If you’re thinking of farming, GFM writer Ellen Polishuk’s new book Start Your Farm is a great place to start. The excerpt below is a good explanation of the chemical properties of the soil for new and experienced growers alike.
Cation exchange capacity
The best measure of a soil’s ability to hold nutrients is the cation exchange capacity (CEC). A CEC determination is part of any basic report from a soil testing lab. In the soil, many plant nutrients take the form of cations—positively charged ions (e.g., calcium, magnesium, and potassium). Silt, clay, and humus particles, conversely, are mostly negatively charged, which attract and hold those useful cations.

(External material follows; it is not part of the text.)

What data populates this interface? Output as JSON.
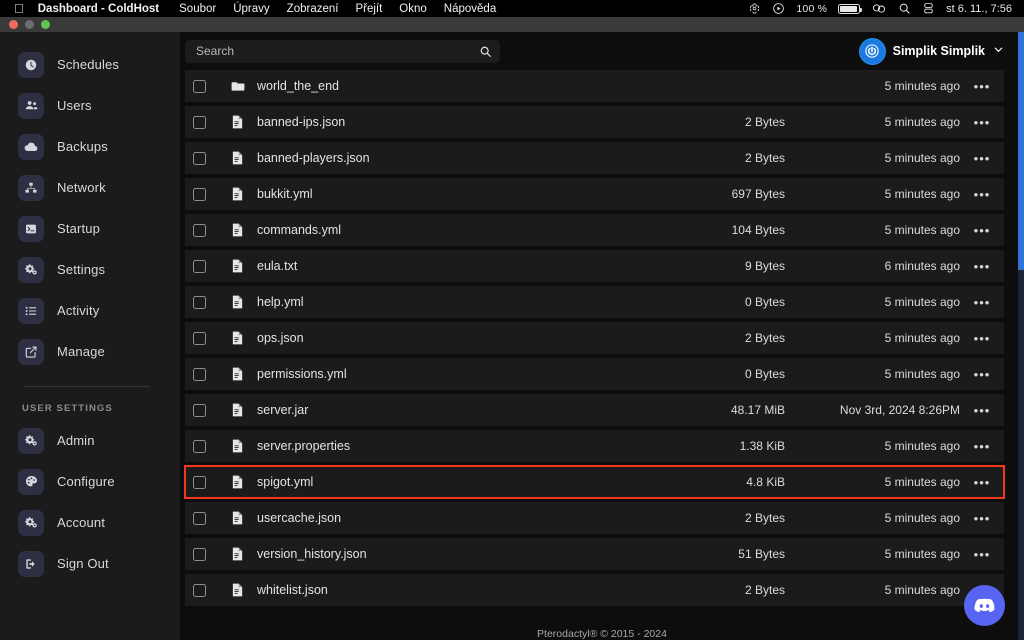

Anions—negatively charged ions—are either not held at all (as in the case of some forms of nitrogen, boron, and sulfur) or held through complex chemical mechanisms (as in the case of phosphorus). These anions, which are quite mobile, are nutrients that should be added on an annual basis.